[What is needed]:
When a line of the records contains "want", copy it.

Provided material below:

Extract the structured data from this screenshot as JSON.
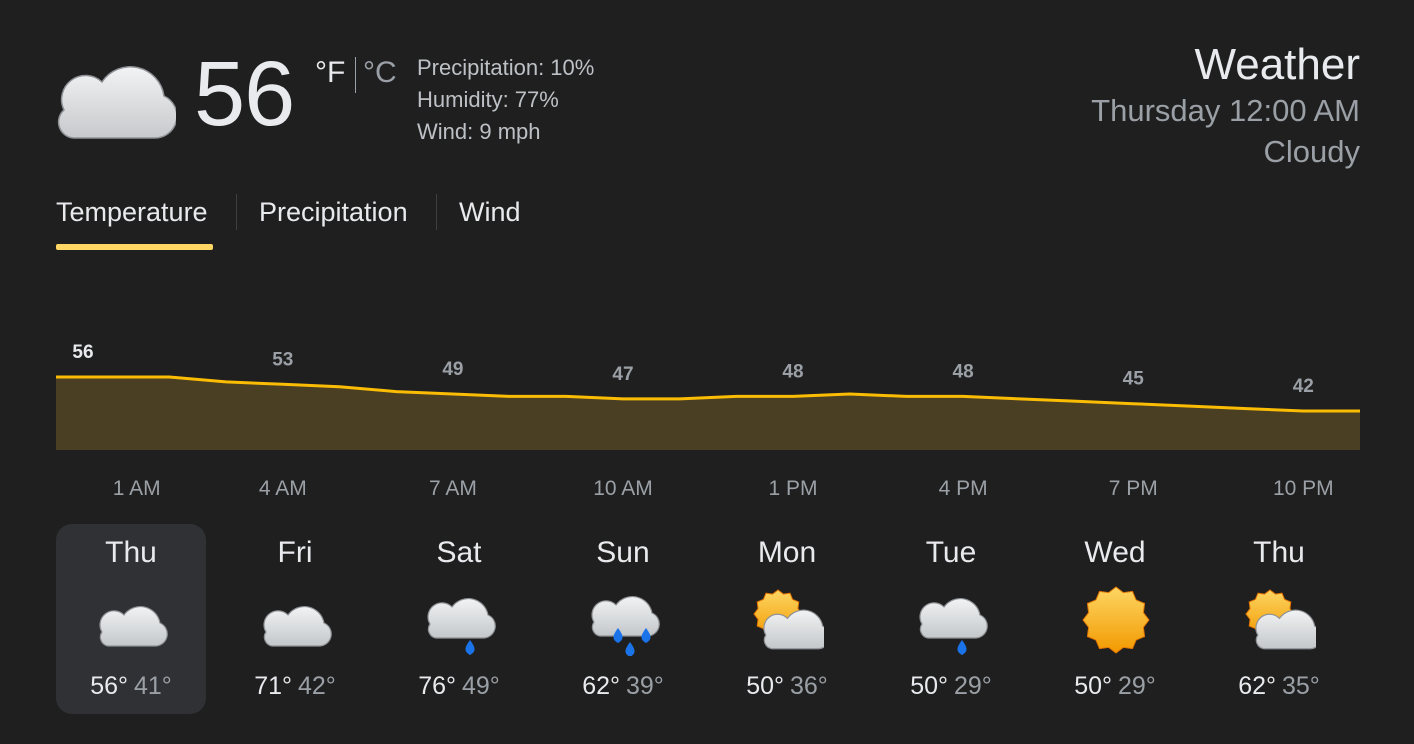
{
  "current": {
    "temperature": "56",
    "unit_f": "°F",
    "unit_c": "°C",
    "icon": "cloudy-icon",
    "precipitation": "Precipitation: 10%",
    "humidity": "Humidity: 77%",
    "wind": "Wind: 9 mph"
  },
  "header": {
    "title": "Weather",
    "time": "Thursday 12:00 AM",
    "condition": "Cloudy"
  },
  "tabs": [
    {
      "label": "Temperature",
      "active": true
    },
    {
      "label": "Precipitation",
      "active": false
    },
    {
      "label": "Wind",
      "active": false
    }
  ],
  "colors": {
    "background": "#1f1f1f",
    "accent": "#fdd663",
    "line": "#fbbc04",
    "fill": "#4a3f22",
    "selected_day": "#303134",
    "rain": "#1a73e8",
    "sun": "#f9ab00"
  },
  "chart_data": {
    "type": "area",
    "x": [
      "12 AM",
      "1 AM",
      "2 AM",
      "3 AM",
      "4 AM",
      "5 AM",
      "6 AM",
      "7 AM",
      "8 AM",
      "9 AM",
      "10 AM",
      "11 AM",
      "12 PM",
      "1 PM",
      "2 PM",
      "3 PM",
      "4 PM",
      "5 PM",
      "6 PM",
      "7 PM",
      "8 PM",
      "9 PM",
      "10 PM",
      "11 PM"
    ],
    "values": [
      56,
      56,
      56,
      54,
      53,
      52,
      50,
      49,
      48,
      48,
      47,
      47,
      48,
      48,
      49,
      48,
      48,
      47,
      46,
      45,
      44,
      43,
      42,
      42
    ],
    "labels": [
      {
        "time": "1 AM",
        "value": "56"
      },
      {
        "time": "4 AM",
        "value": "53"
      },
      {
        "time": "7 AM",
        "value": "49"
      },
      {
        "time": "10 AM",
        "value": "47"
      },
      {
        "time": "1 PM",
        "value": "48"
      },
      {
        "time": "4 PM",
        "value": "48"
      },
      {
        "time": "7 PM",
        "value": "45"
      },
      {
        "time": "10 PM",
        "value": "42"
      }
    ],
    "x_tick_labels": [
      "1 AM",
      "4 AM",
      "7 AM",
      "10 AM",
      "1 PM",
      "4 PM",
      "7 PM",
      "10 PM"
    ],
    "ylim": [
      0,
      60
    ]
  },
  "forecast": [
    {
      "day": "Thu",
      "icon": "cloudy-icon",
      "high": "56°",
      "low": "41°",
      "selected": true
    },
    {
      "day": "Fri",
      "icon": "cloudy-icon",
      "high": "71°",
      "low": "42°",
      "selected": false
    },
    {
      "day": "Sat",
      "icon": "rain-cloud-icon",
      "high": "76°",
      "low": "49°",
      "selected": false
    },
    {
      "day": "Sun",
      "icon": "heavy-rain-cloud-icon",
      "high": "62°",
      "low": "39°",
      "selected": false
    },
    {
      "day": "Mon",
      "icon": "partly-cloudy-icon",
      "high": "50°",
      "low": "36°",
      "selected": false
    },
    {
      "day": "Tue",
      "icon": "rain-cloud-icon",
      "high": "50°",
      "low": "29°",
      "selected": false
    },
    {
      "day": "Wed",
      "icon": "sunny-icon",
      "high": "50°",
      "low": "29°",
      "selected": false
    },
    {
      "day": "Thu",
      "icon": "partly-cloudy-icon",
      "high": "62°",
      "low": "35°",
      "selected": false
    }
  ]
}
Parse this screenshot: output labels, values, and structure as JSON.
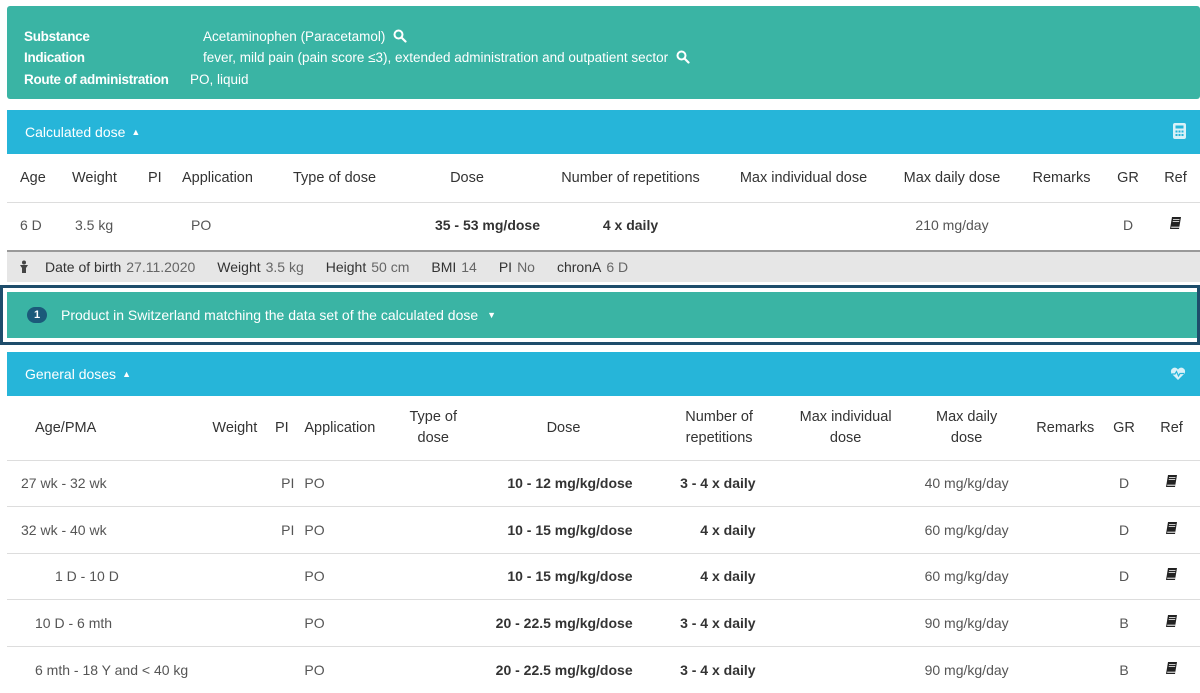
{
  "substance_panel": {
    "substance_label": "Substance",
    "substance_value": "Acetaminophen (Paracetamol)",
    "indication_label": "Indication",
    "indication_value": "fever, mild pain (pain score ≤3), extended administration and outpatient sector",
    "route_label": "Route of administration",
    "route_value": "PO, liquid"
  },
  "calculated": {
    "title": "Calculated dose",
    "columns": [
      "Age",
      "Weight",
      "PI",
      "Application",
      "Type of dose",
      "Dose",
      "Number of repetitions",
      "Max individual dose",
      "Max daily dose",
      "Remarks",
      "GR",
      "Ref"
    ],
    "row": {
      "age": "6 D",
      "weight": "3.5 kg",
      "pi": "",
      "application": "PO",
      "type_of_dose": "",
      "dose": "35 - 53 mg/dose",
      "repetitions": "4 x daily",
      "max_individual": "",
      "max_daily": "210 mg/day",
      "remarks": "",
      "gr": "D"
    }
  },
  "patient": {
    "dob_label": "Date of birth",
    "dob_value": "27.11.2020",
    "weight_label": "Weight",
    "weight_value": "3.5 kg",
    "height_label": "Height",
    "height_value": "50 cm",
    "bmi_label": "BMI",
    "bmi_value": "14",
    "pi_label": "PI",
    "pi_value": "No",
    "chron_label": "chronA",
    "chron_value": "6 D"
  },
  "product": {
    "count": "1",
    "title": "Product in Switzerland matching the data set of the calculated dose"
  },
  "general": {
    "title": "General doses",
    "columns": {
      "age": "Age/PMA",
      "weight": "Weight",
      "pi": "PI",
      "application": "Application",
      "type_of_dose_1": "Type of",
      "type_of_dose_2": "dose",
      "dose": "Dose",
      "repetitions_1": "Number of",
      "repetitions_2": "repetitions",
      "max_individual_1": "Max individual",
      "max_individual_2": "dose",
      "max_daily_1": "Max daily",
      "max_daily_2": "dose",
      "remarks": "Remarks",
      "gr": "GR",
      "ref": "Ref"
    },
    "rows": [
      {
        "age": "27 wk - 32 wk",
        "pi": "PI",
        "application": "PO",
        "dose": "10 - 12 mg/kg/dose",
        "repetitions": "3 - 4 x daily",
        "max_daily": "40 mg/kg/day",
        "gr": "D"
      },
      {
        "age": "32 wk - 40 wk",
        "pi": "PI",
        "application": "PO",
        "dose": "10 - 15 mg/kg/dose",
        "repetitions": "4 x daily",
        "max_daily": "60 mg/kg/day",
        "gr": "D"
      },
      {
        "age": "1 D - 10 D",
        "pi": "",
        "application": "PO",
        "dose": "10 - 15 mg/kg/dose",
        "repetitions": "4 x daily",
        "max_daily": "60 mg/kg/day",
        "gr": "D"
      },
      {
        "age": "10 D - 6 mth",
        "pi": "",
        "application": "PO",
        "dose": "20 - 22.5 mg/kg/dose",
        "repetitions": "3 - 4 x daily",
        "max_daily": "90 mg/kg/day",
        "gr": "B"
      },
      {
        "age": "6 mth - 18 Y and < 40 kg",
        "pi": "",
        "application": "PO",
        "dose": "20 - 22.5 mg/kg/dose",
        "repetitions": "3 - 4 x daily",
        "max_daily": "90 mg/kg/day",
        "gr": "B"
      }
    ]
  },
  "icons": {
    "search": "search-icon",
    "calculator": "calculator-icon",
    "heart": "heartbeat-icon",
    "book": "book-icon",
    "person": "person-icon",
    "caret_up": "caret-up-icon",
    "caret_down": "caret-down-icon"
  }
}
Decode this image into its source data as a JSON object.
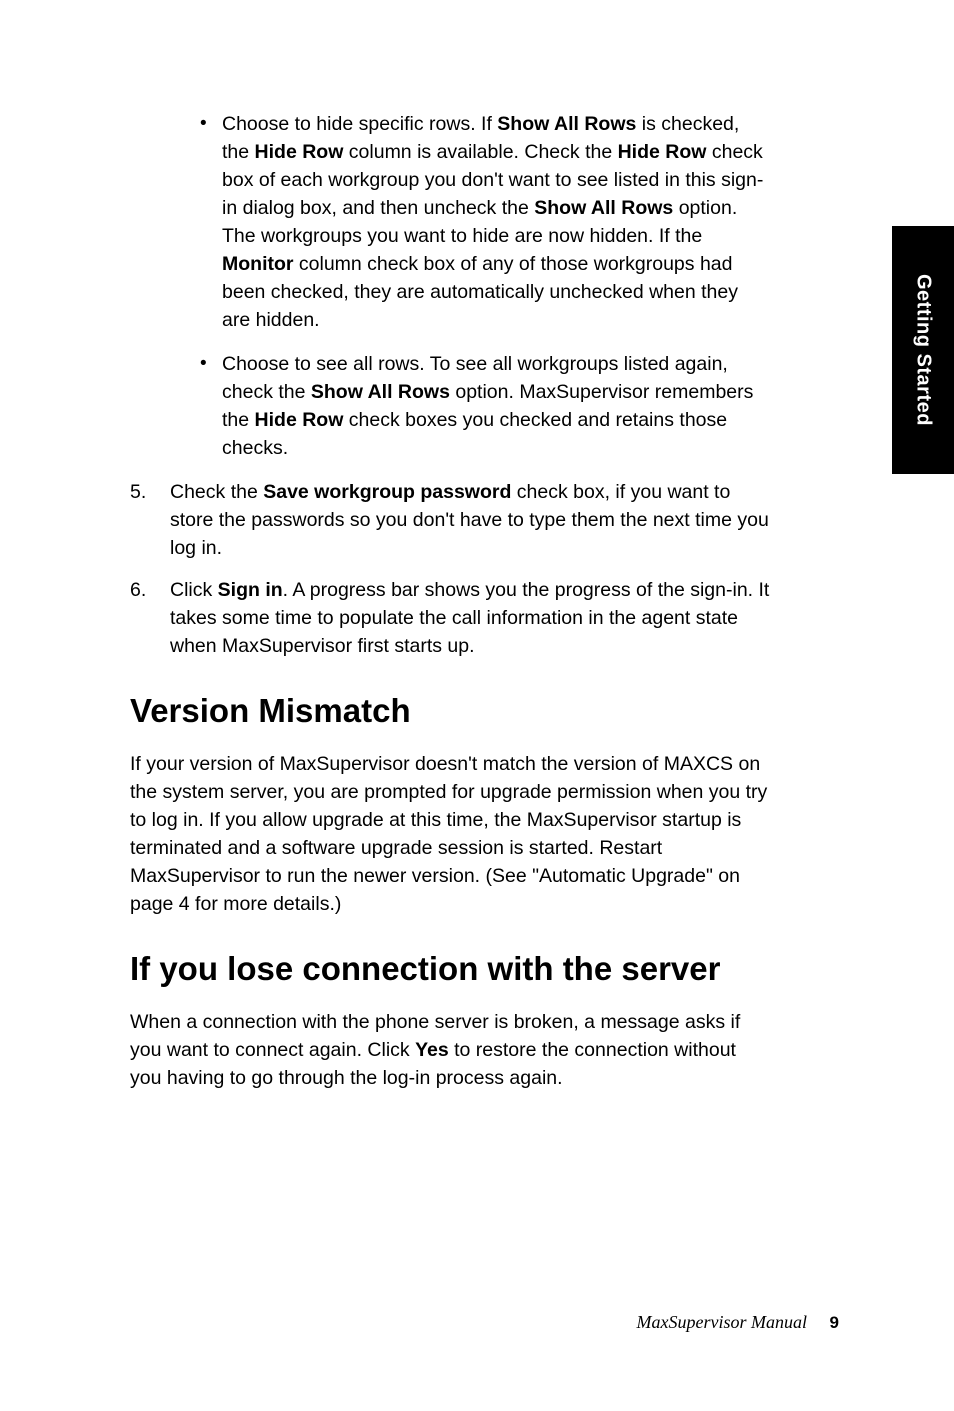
{
  "sideTab": "Getting Started",
  "bullets": {
    "b1_pre": "Choose to hide specific rows. If ",
    "b1_bold1": "Show All Rows",
    "b1_mid1": " is checked, the ",
    "b1_bold2": "Hide Row",
    "b1_mid2": " column is available. Check the ",
    "b1_bold3": "Hide Row",
    "b1_mid3": " check box of each workgroup you don't want to see listed in this sign-in dialog box, and then uncheck the ",
    "b1_bold4": "Show All Rows",
    "b1_mid4": " option. The workgroups you want to hide are now hidden. If the ",
    "b1_bold5": "Monitor",
    "b1_post": " column check box of any of those workgroups had been checked, they are automatically unchecked when they are hidden.",
    "b2_pre": "Choose to see all rows. To see all workgroups listed again, check the ",
    "b2_bold1": "Show All Rows",
    "b2_mid1": " option. MaxSupervisor remembers the ",
    "b2_bold2": "Hide Row",
    "b2_post": " check boxes you checked and retains those checks."
  },
  "steps": {
    "s5_num": "5.",
    "s5_pre": "Check the ",
    "s5_bold": "Save workgroup password",
    "s5_post": " check box, if you want to store the passwords so you don't have to type them the next time you log in.",
    "s6_num": "6.",
    "s6_pre": "Click ",
    "s6_bold": "Sign in",
    "s6_post": ". A progress bar shows you the progress of the sign-in. It takes some time to populate the call information in the agent state when MaxSupervisor first starts up."
  },
  "section1": {
    "heading": "Version Mismatch",
    "para": "If your version of MaxSupervisor doesn't match the version of MAXCS on the system server, you are prompted for upgrade permission when you try to log in. If you allow upgrade at this time, the MaxSupervisor startup is terminated and a software upgrade session is started. Restart MaxSupervisor to run the newer version. (See \"Automatic Upgrade\" on page 4 for more details.)"
  },
  "section2": {
    "heading": "If you lose connection with the server",
    "p_pre": "When a connection with the phone server is broken, a message asks if you want to connect again. Click ",
    "p_bold": "Yes",
    "p_post": " to restore the connection without you having to go through the log-in process again."
  },
  "footer": {
    "title": "MaxSupervisor Manual",
    "page": "9"
  }
}
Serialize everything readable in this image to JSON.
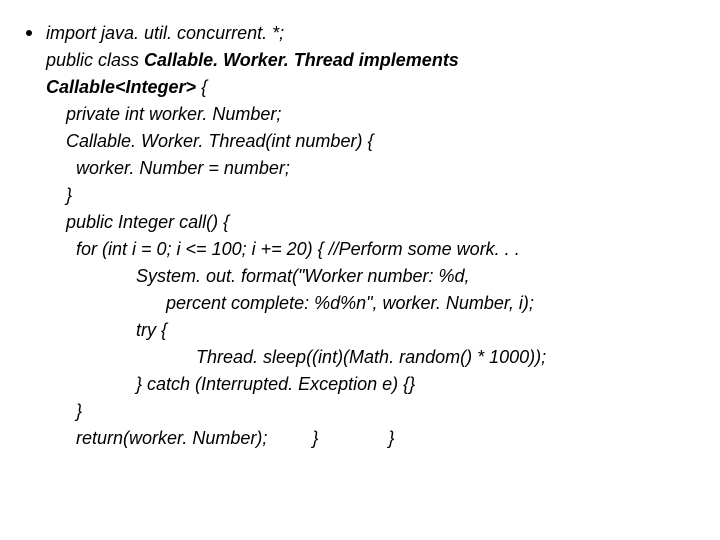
{
  "code": {
    "l1": "import java. util. concurrent. *;",
    "l2a": "public class ",
    "l2b": "Callable. Worker. Thread implements",
    "l3a": "Callable<Integer>",
    "l3b": " {",
    "l4": "private int worker. Number;",
    "l5": "Callable. Worker. Thread(int number) {",
    "l6": "worker. Number = number;",
    "l7": "}",
    "l8": "public Integer call() {",
    "l9": "for (int i = 0; i <= 100; i += 20) { //Perform some work. . .",
    "l10": "System. out. format(\"Worker number: %d,",
    "l11": "percent complete: %d%n\", worker. Number, i);",
    "l12": "try {",
    "l13": "Thread. sleep((int)(Math. random() * 1000));",
    "l14": "} catch (Interrupted. Exception e) {}",
    "l15": "}",
    "l16": "return(worker. Number);         }              }"
  }
}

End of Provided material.

[Solution to the problem]:
    "b1_mid3": " check box of each workgroup you don't want to see listed in this sign-in dialog box, and then uncheck the ",
    "b1_mid4": " option. The workgroups you want to hide are now hidden. If the ",
    "s5_post": " check box, if you want to store the passwords so you don't have to type them the next time you log in.",
    "p_pre": "When a connection with the phone server is broken, a message asks if you want to connect again. Click ",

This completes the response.